In case, the user fails again, then the user is prompted to make the third attempts. It goes on up to the fifth attempt. And here if the user is not entering valid credentials into the software, then the user is barred to access the Log-in API for a limited time.
And also in some cases, the user may be requested to reset the user credentials or maybe only the password, in case of some highly secured software.
Let us see a practical example with a state tradition diagram:
As shown the above example, the user is given two chances after entering the incorrect PIN and on the third chance, if the PIN is entered incorrectly then the account is blocked for some time or the software may request the user to reset the user PIN or any credentials to be able to log in again.
Error guessing is a software testing technique, which is solely based on guessing the error.
This technique is used when the tester is much more expect or the software is of the organic type, that is similar kind of software and the related test is performed earlier by the tester and so the tester knows the possible error.
This type of technique is used when there is no time to apply the boundary value analysis or the equivalence class partitioning.
For the application of this kind of technique, the tester must have the following qualities:
In the black box testing, the output is tested for the corresponding input to the software. In this testing, the tester is unaware of the internal structure, codes, and architecture of the software and only the tester is concerned about the features and functionalities which are visible to the users.
In this testing, the tester may use the software's API, hardware interface or the software's interface itself to test the software. This testing is real-world oriented testing, in which the test cases are generated as per the users mentally of using the software and are mostly based on human psychology of users.
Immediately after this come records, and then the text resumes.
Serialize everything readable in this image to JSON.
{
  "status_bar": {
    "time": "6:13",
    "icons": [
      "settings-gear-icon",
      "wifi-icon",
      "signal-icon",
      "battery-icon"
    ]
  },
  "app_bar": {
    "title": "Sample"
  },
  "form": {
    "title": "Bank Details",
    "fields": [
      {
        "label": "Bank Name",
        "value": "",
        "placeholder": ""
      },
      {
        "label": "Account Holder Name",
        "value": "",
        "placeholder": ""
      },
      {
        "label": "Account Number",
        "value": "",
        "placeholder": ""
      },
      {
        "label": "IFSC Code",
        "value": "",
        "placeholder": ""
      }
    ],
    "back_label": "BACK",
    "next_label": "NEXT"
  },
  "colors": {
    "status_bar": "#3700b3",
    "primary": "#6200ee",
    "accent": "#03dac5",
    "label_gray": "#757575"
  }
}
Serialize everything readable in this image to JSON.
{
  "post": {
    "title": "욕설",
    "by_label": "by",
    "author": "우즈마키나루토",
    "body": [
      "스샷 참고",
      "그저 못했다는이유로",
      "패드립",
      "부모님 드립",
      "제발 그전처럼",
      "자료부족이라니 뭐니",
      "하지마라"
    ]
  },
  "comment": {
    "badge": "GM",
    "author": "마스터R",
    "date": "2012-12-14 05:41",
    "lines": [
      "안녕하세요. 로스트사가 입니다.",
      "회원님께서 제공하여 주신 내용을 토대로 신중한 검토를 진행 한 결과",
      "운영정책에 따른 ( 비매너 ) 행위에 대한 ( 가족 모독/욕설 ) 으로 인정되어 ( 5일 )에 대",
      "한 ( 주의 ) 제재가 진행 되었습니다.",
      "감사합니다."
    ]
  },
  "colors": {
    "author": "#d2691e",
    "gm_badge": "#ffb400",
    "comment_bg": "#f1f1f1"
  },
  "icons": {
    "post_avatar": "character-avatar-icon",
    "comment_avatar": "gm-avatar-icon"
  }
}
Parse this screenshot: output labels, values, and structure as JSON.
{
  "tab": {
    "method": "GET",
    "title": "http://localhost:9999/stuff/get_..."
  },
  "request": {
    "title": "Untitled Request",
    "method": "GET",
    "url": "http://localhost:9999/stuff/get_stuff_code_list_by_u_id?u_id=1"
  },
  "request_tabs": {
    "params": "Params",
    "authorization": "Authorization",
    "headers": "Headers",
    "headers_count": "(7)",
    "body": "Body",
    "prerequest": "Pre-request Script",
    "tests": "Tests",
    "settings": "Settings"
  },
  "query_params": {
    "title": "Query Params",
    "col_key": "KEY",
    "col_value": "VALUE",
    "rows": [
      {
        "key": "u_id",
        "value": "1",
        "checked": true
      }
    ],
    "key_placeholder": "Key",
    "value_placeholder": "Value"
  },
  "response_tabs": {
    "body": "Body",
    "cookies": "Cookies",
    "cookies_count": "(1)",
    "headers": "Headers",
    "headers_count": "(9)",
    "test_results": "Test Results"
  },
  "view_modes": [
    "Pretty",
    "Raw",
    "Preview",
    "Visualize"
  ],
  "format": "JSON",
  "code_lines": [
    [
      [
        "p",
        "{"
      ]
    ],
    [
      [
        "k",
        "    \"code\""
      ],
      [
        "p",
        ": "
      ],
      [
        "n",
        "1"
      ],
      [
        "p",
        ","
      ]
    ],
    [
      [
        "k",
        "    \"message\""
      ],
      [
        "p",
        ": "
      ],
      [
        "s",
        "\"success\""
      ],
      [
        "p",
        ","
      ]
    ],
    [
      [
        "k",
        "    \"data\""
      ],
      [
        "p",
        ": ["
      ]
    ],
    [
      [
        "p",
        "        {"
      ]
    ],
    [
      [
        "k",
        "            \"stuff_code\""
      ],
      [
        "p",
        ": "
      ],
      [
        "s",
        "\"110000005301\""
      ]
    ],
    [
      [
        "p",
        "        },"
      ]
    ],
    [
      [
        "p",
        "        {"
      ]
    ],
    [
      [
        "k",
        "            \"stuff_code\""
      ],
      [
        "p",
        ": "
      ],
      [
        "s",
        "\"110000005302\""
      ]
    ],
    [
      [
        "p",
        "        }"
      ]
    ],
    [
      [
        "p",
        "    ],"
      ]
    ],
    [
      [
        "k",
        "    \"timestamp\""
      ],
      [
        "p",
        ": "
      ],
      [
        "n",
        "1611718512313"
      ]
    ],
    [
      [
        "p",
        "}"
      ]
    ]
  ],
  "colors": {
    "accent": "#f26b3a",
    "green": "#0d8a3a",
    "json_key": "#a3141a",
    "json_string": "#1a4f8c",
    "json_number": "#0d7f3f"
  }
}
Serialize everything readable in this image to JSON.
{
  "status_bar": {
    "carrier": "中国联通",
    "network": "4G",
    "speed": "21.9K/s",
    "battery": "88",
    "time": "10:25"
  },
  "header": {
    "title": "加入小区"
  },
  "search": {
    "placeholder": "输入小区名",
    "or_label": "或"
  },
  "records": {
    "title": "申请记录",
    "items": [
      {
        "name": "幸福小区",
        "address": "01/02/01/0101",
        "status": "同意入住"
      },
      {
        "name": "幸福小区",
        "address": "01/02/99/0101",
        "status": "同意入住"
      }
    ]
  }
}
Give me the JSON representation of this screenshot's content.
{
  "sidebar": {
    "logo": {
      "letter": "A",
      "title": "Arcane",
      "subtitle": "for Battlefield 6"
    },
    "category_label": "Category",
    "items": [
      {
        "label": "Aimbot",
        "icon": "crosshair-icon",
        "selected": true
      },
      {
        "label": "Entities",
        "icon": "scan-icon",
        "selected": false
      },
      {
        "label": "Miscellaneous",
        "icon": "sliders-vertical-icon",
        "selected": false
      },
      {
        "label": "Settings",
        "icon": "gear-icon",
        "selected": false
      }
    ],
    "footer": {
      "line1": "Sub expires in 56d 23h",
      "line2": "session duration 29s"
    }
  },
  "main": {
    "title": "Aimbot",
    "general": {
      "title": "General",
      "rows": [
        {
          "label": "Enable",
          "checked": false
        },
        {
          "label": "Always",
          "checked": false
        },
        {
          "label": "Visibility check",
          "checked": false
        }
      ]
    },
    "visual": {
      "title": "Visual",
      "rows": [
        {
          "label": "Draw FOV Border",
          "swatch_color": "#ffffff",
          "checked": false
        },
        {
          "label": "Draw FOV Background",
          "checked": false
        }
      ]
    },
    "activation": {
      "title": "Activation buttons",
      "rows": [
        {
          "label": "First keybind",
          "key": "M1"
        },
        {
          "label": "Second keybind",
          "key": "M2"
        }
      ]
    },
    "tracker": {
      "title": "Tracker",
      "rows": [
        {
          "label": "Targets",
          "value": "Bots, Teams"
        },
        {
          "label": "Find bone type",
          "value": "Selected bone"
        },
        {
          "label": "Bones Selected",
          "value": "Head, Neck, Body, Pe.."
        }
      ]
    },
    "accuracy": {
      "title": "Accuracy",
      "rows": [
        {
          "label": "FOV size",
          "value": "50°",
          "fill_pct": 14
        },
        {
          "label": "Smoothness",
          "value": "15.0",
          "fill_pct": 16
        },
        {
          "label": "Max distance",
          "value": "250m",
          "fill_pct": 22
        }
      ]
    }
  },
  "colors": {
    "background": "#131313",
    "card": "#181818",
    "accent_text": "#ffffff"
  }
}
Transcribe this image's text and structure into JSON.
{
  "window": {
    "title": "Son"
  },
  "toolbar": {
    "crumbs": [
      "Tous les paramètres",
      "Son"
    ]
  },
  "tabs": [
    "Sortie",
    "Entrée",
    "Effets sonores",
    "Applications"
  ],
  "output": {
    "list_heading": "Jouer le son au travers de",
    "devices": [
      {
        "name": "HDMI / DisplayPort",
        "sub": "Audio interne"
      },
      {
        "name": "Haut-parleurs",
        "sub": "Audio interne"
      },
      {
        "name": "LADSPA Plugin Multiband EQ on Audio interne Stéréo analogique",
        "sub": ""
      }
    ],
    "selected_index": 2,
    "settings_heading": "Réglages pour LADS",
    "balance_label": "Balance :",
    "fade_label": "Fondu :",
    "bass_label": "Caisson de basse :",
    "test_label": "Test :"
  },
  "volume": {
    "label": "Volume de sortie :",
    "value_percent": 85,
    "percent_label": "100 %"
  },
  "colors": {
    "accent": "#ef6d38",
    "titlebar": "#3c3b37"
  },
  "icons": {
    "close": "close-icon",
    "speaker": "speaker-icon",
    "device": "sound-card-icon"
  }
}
Black box testing can be carried out to test functional as well as non-functional requirements of the software. This testing can be performed with the test case and the testing manual and less professional tester can also carry out this kind of test with ease.